---- Exercise material

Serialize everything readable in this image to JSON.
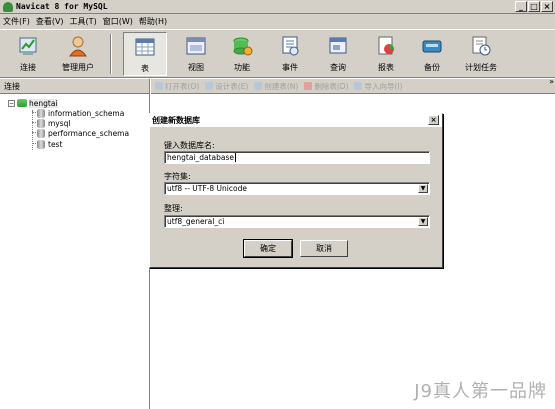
{
  "window": {
    "title": "Navicat 8 for MySQL",
    "min": "_",
    "max": "□",
    "close": "×"
  },
  "menu": [
    "文件(F)",
    "查看(V)",
    "工具(T)",
    "窗口(W)",
    "帮助(H)"
  ],
  "toolbar": {
    "buttons": [
      "连接",
      "管理用户",
      "表",
      "视图",
      "功能",
      "事件",
      "查询",
      "报表",
      "备份",
      "计划任务"
    ],
    "active": "表",
    "chevron": "»"
  },
  "left": {
    "header": "连接",
    "connection": "hengtai",
    "databases": [
      "information_schema",
      "mysql",
      "performance_schema",
      "test"
    ]
  },
  "subtoolbar": [
    "打开表(O)",
    "设计表(E)",
    "创建表(N)",
    "删除表(D)",
    "导入向导(I)"
  ],
  "dialog": {
    "title": "创建新数据库",
    "close": "×",
    "name_label": "键入数据库名:",
    "name_value": "hengtai_database",
    "charset_label": "字符集:",
    "charset_value": "utf8 -- UTF-8 Unicode",
    "collation_label": "整理:",
    "collation_value": "utf8_general_ci",
    "ok": "确定",
    "cancel": "取消",
    "dropdown_arrow": "▼"
  },
  "watermark": "J9真人第一品牌"
}
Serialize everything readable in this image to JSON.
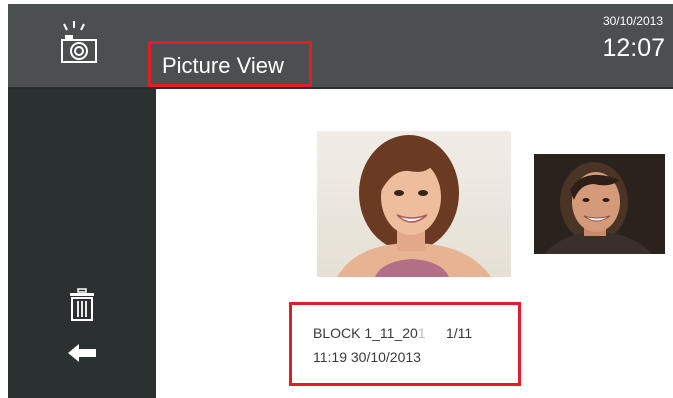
{
  "header": {
    "camera_button_icon": "camera-flash-icon",
    "title": "Picture View",
    "date": "30/10/2013",
    "time": "12:07"
  },
  "sidebar": {
    "delete_icon": "trash-icon",
    "back_icon": "back-arrow-icon"
  },
  "viewer": {
    "current_photo": "woman-portrait",
    "next_photo": "man-portrait",
    "file_name_dark": "BLOCK 1_11_20",
    "file_name_faded": "1",
    "index": "1/11",
    "captured": "11:19 30/10/2013"
  },
  "colors": {
    "header_bg": "#4b4f4f",
    "sidebar_bg": "#2b3130",
    "highlight": "#e11d2a",
    "text_light": "#ffffff",
    "text_dark": "#3a3a3a"
  }
}
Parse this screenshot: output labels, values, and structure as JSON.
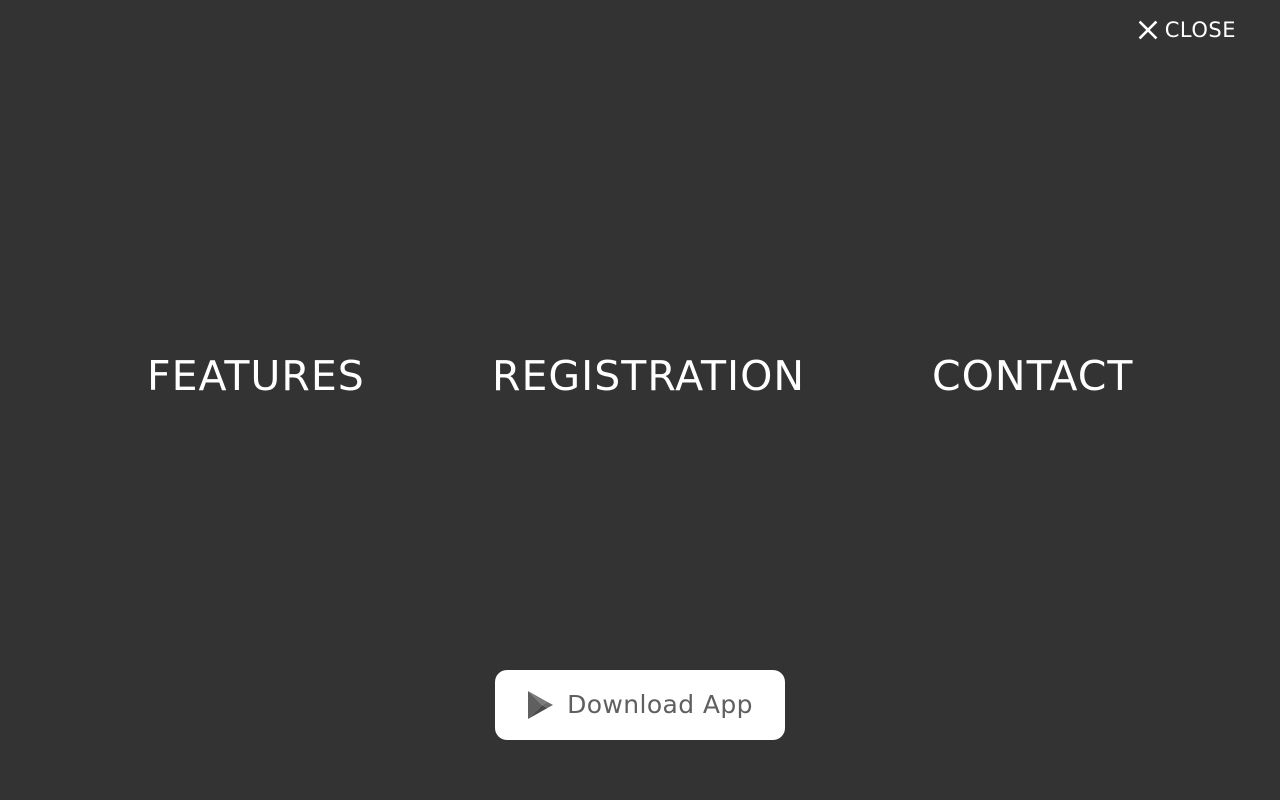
{
  "header": {
    "close_label": "CLOSE",
    "close_icon": "close-icon"
  },
  "nav": {
    "items": [
      {
        "label": "FEATURES"
      },
      {
        "label": "REGISTRATION"
      },
      {
        "label": "CONTACT"
      }
    ]
  },
  "download": {
    "label": "Download App",
    "icon": "google-play-icon"
  },
  "colors": {
    "background": "#333333",
    "text": "#ffffff",
    "button_bg": "#ffffff",
    "button_text": "#5f5f5f"
  }
}
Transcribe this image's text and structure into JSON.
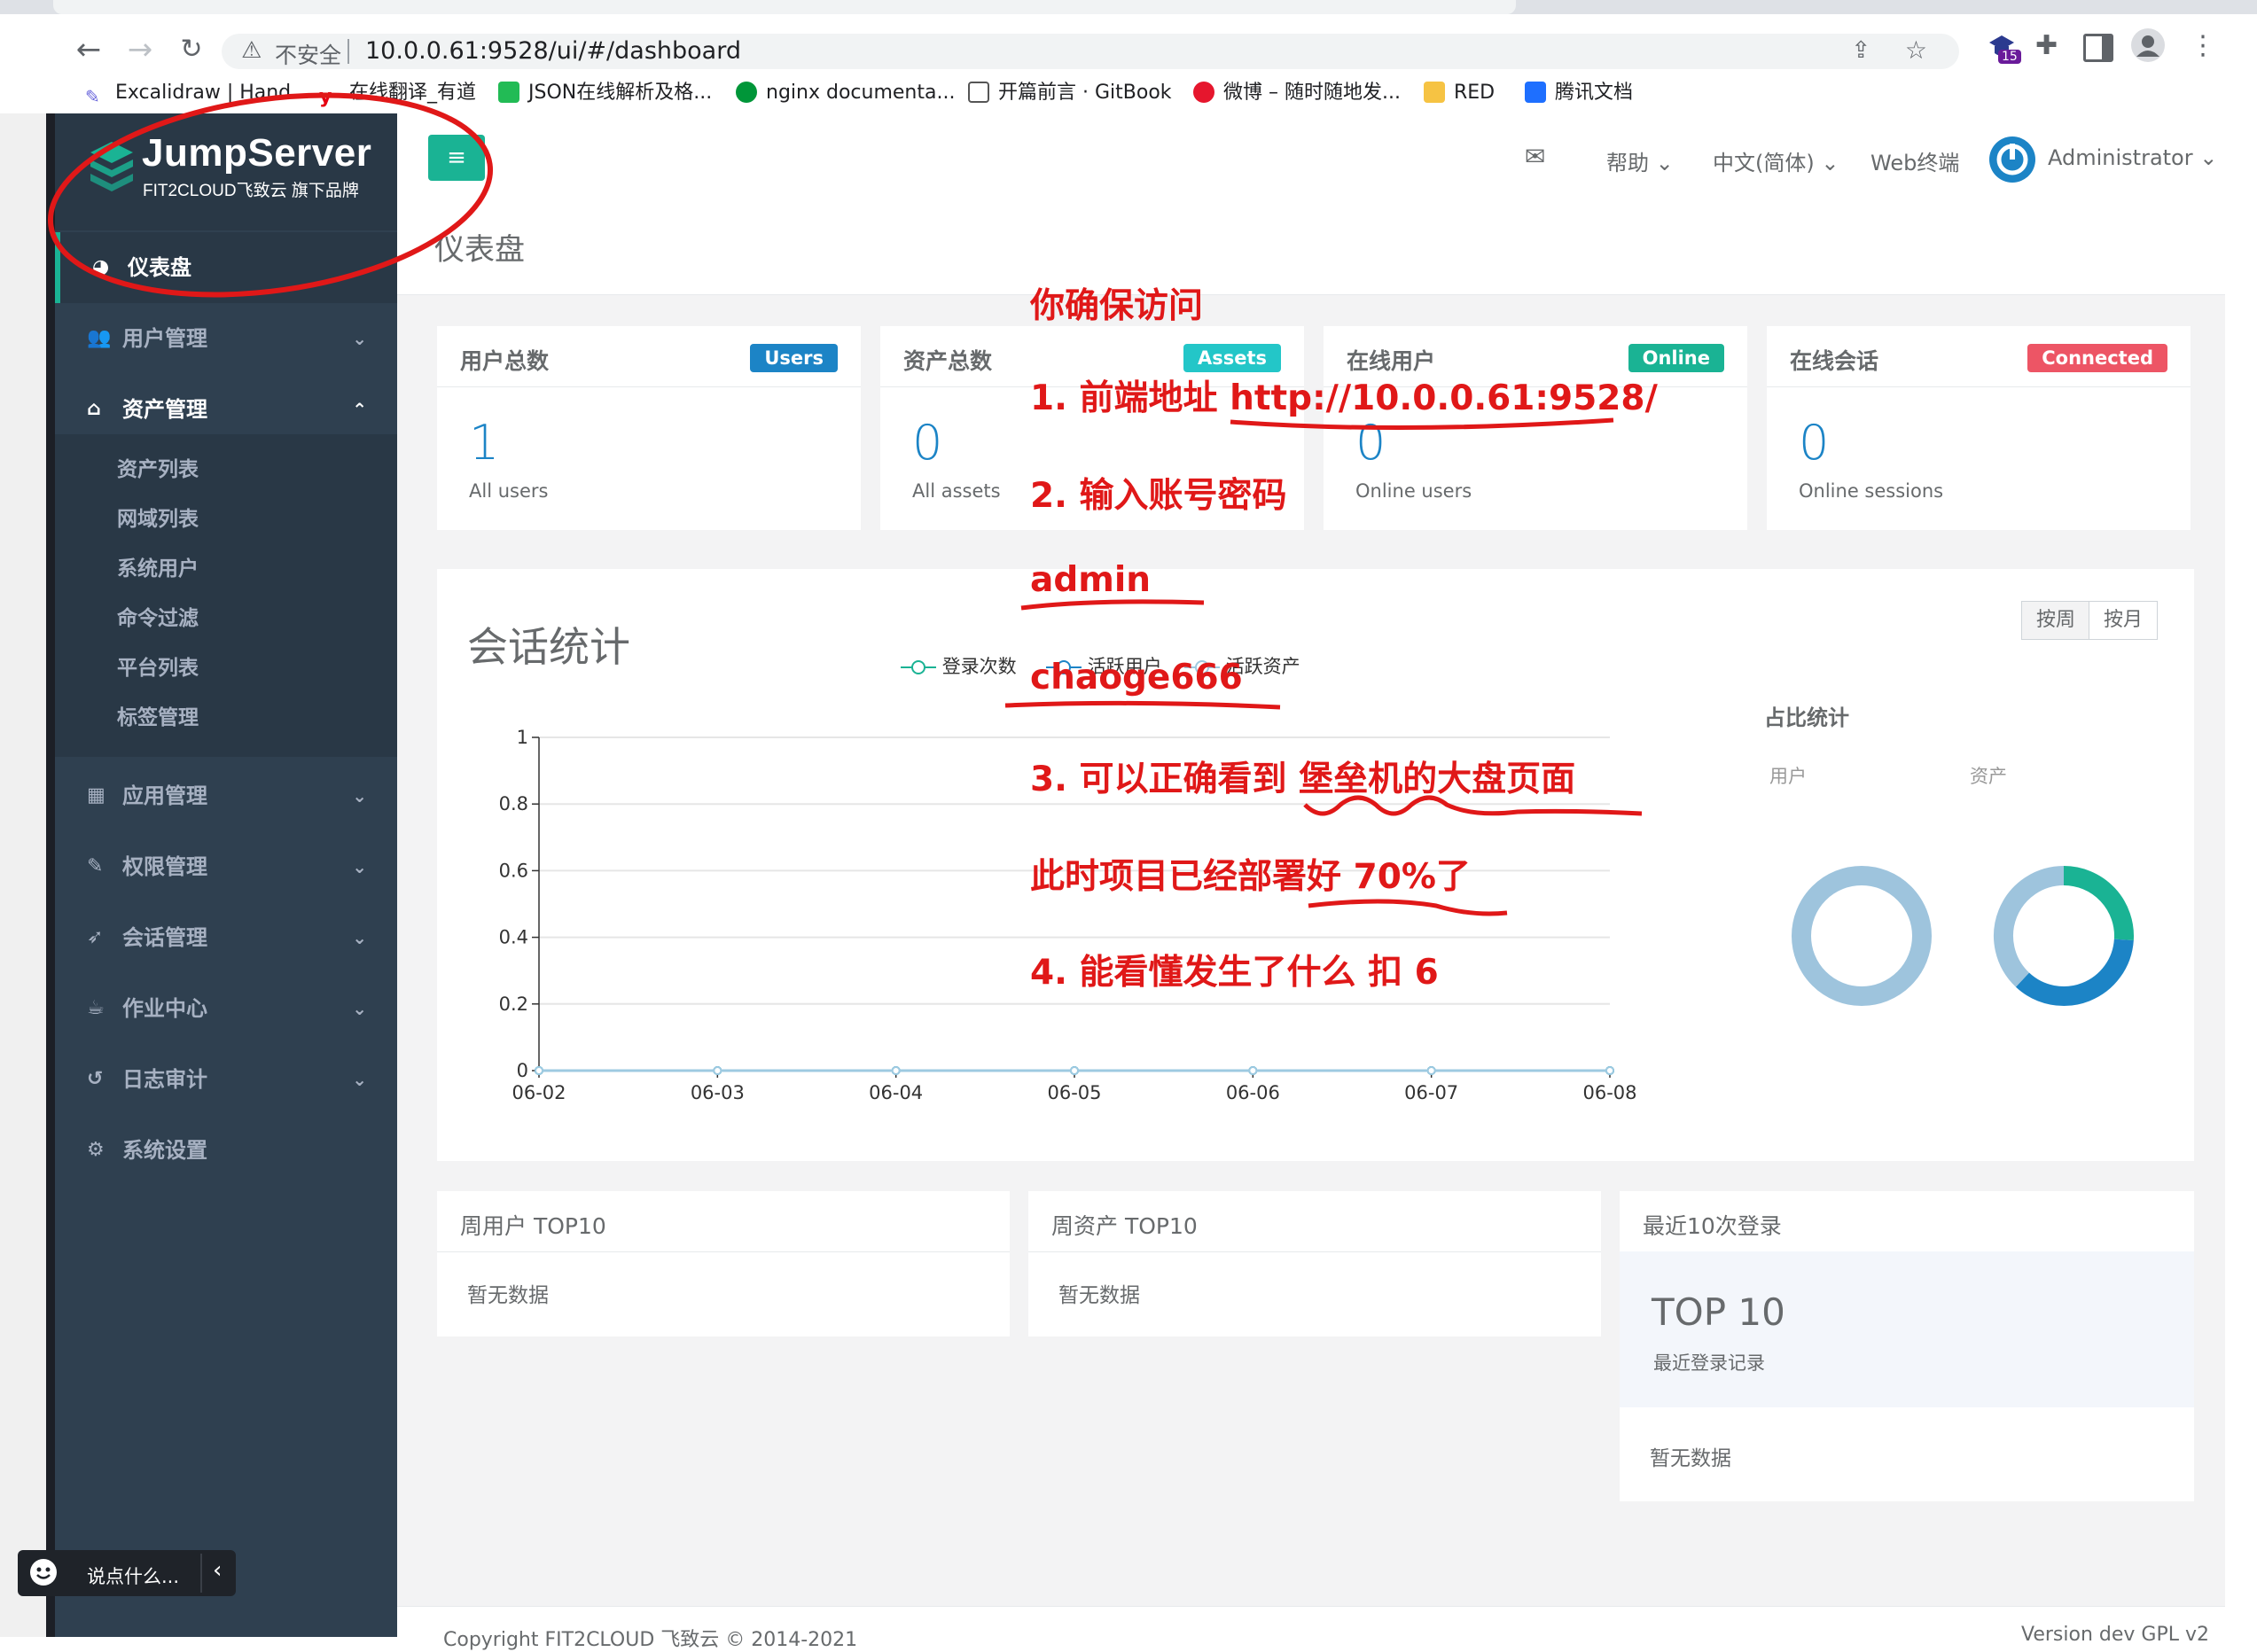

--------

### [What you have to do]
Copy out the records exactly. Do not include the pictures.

### [Answer below]
Serialize everything readable in this image to JSON.
{
  "window": {
    "title": "Navicat 8 for MySQL",
    "min": "_",
    "max": "□",
    "close": "×"
  },
  "menu": [
    "文件(F)",
    "查看(V)",
    "工具(T)",
    "窗口(W)",
    "帮助(H)"
  ],
  "toolbar": {
    "buttons": [
      "连接",
      "管理用户",
      "表",
      "视图",
      "功能",
      "事件",
      "查询",
      "报表",
      "备份",
      "计划任务"
    ],
    "active": "表",
    "chevron": "»"
  },
  "left": {
    "header": "连接",
    "connection": "hengtai",
    "databases": [
      "information_schema",
      "mysql",
      "performance_schema",
      "test"
    ]
  },
  "subtoolbar": [
    "打开表(O)",
    "设计表(E)",
    "创建表(N)",
    "删除表(D)",
    "导入向导(I)"
  ],
  "dialog": {
    "title": "创建新数据库",
    "close": "×",
    "name_label": "键入数据库名:",
    "name_value": "hengtai_database",
    "charset_label": "字符集:",
    "charset_value": "utf8 -- UTF-8 Unicode",
    "collation_label": "整理:",
    "collation_value": "utf8_general_ci",
    "ok": "确定",
    "cancel": "取消",
    "dropdown_arrow": "▼"
  },
  "watermark": "J9真人第一品牌"
}
Serialize everything readable in this image to JSON.
{
  "header": {
    "camera_button_icon": "camera-flash-icon",
    "title": "Picture View",
    "date": "30/10/2013",
    "time": "12:07"
  },
  "sidebar": {
    "delete_icon": "trash-icon",
    "back_icon": "back-arrow-icon"
  },
  "viewer": {
    "current_photo": "woman-portrait",
    "next_photo": "man-portrait",
    "file_name_dark": "BLOCK 1_11_20",
    "file_name_faded": "1",
    "index": "1/11",
    "captured": "11:19 30/10/2013"
  },
  "colors": {
    "header_bg": "#4b4f4f",
    "sidebar_bg": "#2b3130",
    "highlight": "#e11d2a",
    "text_light": "#ffffff",
    "text_dark": "#3a3a3a"
  }
}
Parse this screenshot: output labels, values, and structure as JSON.
{
  "header": {
    "close_label": "CLOSE",
    "close_icon": "close-icon"
  },
  "nav": {
    "items": [
      {
        "label": "FEATURES"
      },
      {
        "label": "REGISTRATION"
      },
      {
        "label": "CONTACT"
      }
    ]
  },
  "download": {
    "label": "Download App",
    "icon": "google-play-icon"
  },
  "colors": {
    "background": "#333333",
    "text": "#ffffff",
    "button_bg": "#ffffff",
    "button_text": "#5f5f5f"
  }
}
Transcribe this image's text and structure into JSON.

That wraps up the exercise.